Screened as part of NZIFF 2005

Girl in a Mirror 2005

Directed by Kathy Drayton

The photographs of Carol Jerrems provide an indelible record of bohemian Sydney and Melbourne in the 70s. Her indomitable spirit continues to burn in this terrific documentary portrait.

55 minutes DigiBeta

Director, Screenplay


Helen Bowden


Anna Howard


Anna Craney


J. Walker
Machine Translations


Sydney 2005


The ‘girl’ in question is Australian photographer Carol Jerrems, and this terrific film intercuts her rapid rise from gifted student to fully fledged, taboo-shattering artist with Jerrem’s own meticulous documentation, in images and journals, of her slow demise from a rare blood-related cancer. 

The film’s story begins in 1971 and, as Jerrems barely outlived the decade, this portrait doubles as a striking evocation of the turbulent 70s as seen from the bohemian underside of Melbourne and Sydney. Jerrems’ bold photographs distil the times with impressive power, but they’re further enhanced by clips from experimental films of the time (such as Paul Cox’s 1968 Skindeep, in which Jerrems appeared) and a soundtrack of Australian underground music. 

Director Kathy Drayton intersperses these treasures from the time capsule with a comprehensive array of contemporary interviews with former subjects, students, teachers, flatmates and lovers, and one of the most striking things about Jerrems is how fluid she made those categories. At any given moment, she could take out her camera, and private moments would suddenly become public art. By the same token, relationships which started out as professional turned suddenly personal, even intimate. 

The abiding impression that this documentary imparts is of the artist’s sheer fearlessness. She would throw herself into new enterprises with reckless abandon: nude modelling for an old-school photographer; documenting a youth gang at play; filming a pioneer film about rape. Jerrems thrived on confrontation, it seems, in her life as much as in her art.
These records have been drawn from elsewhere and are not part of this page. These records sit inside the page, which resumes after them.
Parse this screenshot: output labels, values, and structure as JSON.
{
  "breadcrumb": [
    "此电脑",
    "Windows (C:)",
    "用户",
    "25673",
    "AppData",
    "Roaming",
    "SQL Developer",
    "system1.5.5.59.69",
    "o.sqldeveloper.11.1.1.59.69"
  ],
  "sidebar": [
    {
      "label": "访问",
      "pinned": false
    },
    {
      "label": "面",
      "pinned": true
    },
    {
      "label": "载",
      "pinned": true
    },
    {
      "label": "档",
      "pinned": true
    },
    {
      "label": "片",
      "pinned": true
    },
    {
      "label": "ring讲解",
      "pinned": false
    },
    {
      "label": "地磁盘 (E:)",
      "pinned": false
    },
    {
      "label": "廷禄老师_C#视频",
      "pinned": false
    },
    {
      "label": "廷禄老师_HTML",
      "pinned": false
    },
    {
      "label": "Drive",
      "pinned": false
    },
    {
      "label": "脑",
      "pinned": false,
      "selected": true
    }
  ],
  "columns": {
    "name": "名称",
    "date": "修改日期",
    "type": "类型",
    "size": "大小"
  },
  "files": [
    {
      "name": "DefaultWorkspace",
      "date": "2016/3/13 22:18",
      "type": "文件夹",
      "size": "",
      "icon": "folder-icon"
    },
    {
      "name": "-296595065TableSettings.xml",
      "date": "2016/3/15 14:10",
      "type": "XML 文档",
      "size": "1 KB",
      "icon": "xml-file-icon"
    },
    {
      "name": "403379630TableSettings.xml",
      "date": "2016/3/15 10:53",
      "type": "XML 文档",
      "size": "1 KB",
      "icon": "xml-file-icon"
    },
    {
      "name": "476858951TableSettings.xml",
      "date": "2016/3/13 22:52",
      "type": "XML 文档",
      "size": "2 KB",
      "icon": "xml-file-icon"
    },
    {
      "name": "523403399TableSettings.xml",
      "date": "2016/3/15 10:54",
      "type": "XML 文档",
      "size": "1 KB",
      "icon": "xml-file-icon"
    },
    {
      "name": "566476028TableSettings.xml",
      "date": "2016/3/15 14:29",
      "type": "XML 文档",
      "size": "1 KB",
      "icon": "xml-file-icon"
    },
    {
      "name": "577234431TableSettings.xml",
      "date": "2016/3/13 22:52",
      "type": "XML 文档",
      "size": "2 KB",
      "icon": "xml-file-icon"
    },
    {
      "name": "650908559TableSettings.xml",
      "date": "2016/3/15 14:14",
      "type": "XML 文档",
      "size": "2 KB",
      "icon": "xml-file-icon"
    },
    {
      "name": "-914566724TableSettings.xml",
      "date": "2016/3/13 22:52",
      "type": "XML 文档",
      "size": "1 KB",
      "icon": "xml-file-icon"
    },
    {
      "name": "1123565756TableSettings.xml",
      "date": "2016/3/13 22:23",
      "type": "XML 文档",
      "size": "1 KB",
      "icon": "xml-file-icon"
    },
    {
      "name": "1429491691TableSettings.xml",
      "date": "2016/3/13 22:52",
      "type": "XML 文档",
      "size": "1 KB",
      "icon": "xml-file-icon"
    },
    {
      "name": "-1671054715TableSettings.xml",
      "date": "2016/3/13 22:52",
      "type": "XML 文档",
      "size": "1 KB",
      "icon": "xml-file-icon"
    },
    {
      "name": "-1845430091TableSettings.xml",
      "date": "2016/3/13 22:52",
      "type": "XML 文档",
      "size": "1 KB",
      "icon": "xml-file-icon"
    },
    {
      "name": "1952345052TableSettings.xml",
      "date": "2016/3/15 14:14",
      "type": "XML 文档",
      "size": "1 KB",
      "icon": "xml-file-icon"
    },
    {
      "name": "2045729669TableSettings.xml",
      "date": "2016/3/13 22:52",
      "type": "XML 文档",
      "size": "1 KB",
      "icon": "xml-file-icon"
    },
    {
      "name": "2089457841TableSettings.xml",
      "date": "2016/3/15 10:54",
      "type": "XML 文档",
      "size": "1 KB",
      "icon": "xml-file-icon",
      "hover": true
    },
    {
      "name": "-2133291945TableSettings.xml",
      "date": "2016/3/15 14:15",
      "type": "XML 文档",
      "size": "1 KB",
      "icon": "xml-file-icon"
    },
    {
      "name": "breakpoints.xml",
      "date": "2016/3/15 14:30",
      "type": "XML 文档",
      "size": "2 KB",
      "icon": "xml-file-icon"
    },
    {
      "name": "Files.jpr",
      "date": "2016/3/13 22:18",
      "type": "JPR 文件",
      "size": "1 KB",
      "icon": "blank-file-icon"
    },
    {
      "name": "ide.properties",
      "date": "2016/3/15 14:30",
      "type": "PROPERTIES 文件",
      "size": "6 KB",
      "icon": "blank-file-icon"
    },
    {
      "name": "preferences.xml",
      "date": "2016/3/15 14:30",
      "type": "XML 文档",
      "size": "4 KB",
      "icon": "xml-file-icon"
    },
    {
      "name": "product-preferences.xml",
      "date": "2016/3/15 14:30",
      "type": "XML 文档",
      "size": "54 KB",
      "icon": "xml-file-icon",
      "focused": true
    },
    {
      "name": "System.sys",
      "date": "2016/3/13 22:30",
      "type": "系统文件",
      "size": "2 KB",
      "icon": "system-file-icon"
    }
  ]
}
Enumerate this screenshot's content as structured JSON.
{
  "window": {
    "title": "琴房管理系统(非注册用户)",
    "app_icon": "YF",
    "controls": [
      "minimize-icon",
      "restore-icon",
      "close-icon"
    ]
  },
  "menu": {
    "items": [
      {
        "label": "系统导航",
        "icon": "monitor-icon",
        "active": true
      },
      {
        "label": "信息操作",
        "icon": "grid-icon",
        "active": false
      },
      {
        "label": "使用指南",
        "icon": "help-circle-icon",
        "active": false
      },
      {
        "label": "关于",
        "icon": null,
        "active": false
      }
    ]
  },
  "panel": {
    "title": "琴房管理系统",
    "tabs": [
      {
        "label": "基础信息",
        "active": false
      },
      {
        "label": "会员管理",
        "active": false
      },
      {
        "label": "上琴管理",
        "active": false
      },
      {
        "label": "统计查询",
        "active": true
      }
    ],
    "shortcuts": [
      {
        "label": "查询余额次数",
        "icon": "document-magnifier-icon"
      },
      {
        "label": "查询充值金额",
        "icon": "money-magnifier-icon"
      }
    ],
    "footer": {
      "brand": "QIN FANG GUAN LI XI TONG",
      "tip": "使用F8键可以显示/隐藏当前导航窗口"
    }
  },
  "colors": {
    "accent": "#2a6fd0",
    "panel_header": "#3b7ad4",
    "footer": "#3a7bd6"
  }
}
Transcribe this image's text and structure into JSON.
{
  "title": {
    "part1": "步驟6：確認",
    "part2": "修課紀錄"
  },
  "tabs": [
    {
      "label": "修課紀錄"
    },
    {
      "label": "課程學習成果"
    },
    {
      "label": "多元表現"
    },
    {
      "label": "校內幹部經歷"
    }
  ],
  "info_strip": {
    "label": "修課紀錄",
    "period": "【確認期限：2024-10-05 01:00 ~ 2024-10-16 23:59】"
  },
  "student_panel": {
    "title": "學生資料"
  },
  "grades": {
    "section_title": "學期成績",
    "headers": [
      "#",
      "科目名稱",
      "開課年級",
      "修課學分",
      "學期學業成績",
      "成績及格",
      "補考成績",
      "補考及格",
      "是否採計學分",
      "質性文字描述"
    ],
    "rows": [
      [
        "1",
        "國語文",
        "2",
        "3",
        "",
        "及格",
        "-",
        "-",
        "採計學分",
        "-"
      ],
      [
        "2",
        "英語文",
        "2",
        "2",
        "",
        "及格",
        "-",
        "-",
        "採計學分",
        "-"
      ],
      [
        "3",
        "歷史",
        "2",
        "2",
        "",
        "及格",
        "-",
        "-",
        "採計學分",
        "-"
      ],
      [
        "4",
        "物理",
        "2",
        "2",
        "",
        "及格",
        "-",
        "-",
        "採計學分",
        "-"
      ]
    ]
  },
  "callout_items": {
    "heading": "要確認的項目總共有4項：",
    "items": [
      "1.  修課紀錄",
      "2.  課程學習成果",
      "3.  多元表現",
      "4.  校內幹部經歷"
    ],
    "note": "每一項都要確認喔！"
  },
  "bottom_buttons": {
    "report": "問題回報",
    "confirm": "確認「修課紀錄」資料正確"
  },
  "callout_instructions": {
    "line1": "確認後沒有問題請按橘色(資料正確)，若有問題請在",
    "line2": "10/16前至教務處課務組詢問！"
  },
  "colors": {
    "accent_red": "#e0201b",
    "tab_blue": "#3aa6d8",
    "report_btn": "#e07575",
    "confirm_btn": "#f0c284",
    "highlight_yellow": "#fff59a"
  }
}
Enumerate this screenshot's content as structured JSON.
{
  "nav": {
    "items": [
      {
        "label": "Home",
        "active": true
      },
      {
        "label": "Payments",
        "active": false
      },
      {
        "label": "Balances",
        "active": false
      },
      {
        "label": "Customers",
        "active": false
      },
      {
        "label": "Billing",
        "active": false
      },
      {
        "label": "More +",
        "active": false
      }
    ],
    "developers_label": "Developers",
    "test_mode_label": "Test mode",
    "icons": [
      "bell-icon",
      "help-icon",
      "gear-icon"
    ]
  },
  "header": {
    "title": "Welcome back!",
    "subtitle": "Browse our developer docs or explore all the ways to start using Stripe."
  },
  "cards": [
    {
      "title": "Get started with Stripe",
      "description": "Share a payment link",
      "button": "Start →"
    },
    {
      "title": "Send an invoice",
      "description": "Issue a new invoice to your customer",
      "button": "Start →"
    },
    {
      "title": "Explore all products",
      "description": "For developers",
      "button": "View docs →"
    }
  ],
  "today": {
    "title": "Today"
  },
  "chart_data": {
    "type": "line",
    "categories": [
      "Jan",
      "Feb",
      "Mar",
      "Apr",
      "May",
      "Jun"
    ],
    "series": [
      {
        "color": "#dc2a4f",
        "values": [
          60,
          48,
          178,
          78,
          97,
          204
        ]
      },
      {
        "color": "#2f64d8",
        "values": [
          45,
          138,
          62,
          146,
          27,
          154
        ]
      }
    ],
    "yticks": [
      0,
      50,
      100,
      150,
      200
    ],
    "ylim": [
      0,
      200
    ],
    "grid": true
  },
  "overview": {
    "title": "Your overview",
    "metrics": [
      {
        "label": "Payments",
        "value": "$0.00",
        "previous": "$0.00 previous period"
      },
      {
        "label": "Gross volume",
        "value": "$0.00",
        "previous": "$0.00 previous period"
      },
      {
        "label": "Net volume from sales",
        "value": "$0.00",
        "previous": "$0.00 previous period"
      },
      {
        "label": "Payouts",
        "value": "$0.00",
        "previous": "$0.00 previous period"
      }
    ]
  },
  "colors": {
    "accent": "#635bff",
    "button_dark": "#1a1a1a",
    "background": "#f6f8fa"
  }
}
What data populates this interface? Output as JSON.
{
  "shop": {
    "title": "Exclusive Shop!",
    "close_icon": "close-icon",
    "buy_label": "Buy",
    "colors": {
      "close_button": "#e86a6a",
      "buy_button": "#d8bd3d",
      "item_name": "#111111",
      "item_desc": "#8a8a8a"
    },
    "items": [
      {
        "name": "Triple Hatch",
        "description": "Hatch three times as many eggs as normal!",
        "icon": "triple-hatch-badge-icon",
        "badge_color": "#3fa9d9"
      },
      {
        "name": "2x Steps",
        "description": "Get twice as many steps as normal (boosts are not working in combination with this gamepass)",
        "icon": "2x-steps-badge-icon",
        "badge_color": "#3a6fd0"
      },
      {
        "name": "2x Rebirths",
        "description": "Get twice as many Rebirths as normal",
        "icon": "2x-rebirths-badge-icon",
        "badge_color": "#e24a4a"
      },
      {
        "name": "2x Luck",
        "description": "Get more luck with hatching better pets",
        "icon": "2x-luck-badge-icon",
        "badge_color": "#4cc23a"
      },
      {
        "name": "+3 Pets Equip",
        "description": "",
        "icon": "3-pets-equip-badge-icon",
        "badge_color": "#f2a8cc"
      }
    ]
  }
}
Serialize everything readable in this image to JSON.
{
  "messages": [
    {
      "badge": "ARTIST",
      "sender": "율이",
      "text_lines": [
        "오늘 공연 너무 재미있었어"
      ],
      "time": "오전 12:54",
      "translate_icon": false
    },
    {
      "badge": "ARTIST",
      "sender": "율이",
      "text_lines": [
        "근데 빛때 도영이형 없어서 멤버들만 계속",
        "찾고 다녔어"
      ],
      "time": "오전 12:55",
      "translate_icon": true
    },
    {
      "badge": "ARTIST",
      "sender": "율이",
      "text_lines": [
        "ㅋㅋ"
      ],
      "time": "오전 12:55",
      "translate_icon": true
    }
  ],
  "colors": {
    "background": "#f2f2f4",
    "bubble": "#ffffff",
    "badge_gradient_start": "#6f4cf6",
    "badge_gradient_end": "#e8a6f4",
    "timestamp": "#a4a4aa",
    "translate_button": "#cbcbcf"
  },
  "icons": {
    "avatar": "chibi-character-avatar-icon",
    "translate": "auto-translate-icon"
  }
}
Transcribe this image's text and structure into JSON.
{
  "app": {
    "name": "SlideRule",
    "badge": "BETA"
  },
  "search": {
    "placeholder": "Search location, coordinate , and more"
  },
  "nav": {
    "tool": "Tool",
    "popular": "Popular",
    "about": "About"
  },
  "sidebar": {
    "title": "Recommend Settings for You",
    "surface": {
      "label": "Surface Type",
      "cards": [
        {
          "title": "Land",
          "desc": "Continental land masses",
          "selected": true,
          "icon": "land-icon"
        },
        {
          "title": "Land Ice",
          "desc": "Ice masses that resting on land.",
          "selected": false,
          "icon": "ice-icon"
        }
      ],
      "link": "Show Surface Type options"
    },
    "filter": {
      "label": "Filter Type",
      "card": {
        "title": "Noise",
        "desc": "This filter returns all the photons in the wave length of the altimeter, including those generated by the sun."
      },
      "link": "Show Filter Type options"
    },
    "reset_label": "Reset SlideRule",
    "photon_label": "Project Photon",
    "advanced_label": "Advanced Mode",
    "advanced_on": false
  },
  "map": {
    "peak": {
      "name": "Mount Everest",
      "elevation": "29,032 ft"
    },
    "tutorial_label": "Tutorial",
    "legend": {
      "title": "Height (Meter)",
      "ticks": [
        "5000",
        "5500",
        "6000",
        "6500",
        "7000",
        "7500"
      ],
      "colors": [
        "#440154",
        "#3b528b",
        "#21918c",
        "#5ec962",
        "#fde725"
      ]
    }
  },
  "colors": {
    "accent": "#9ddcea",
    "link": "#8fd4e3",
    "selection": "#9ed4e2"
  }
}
Whether she was confronting the repressive mores of the time, placing herself in extreme physical peril for the sake of a shoot, or staring down her own mortality, Jerrems was all nerve, and that indomitable spirit continues to burn in this inspiring film. — Andrew Langridge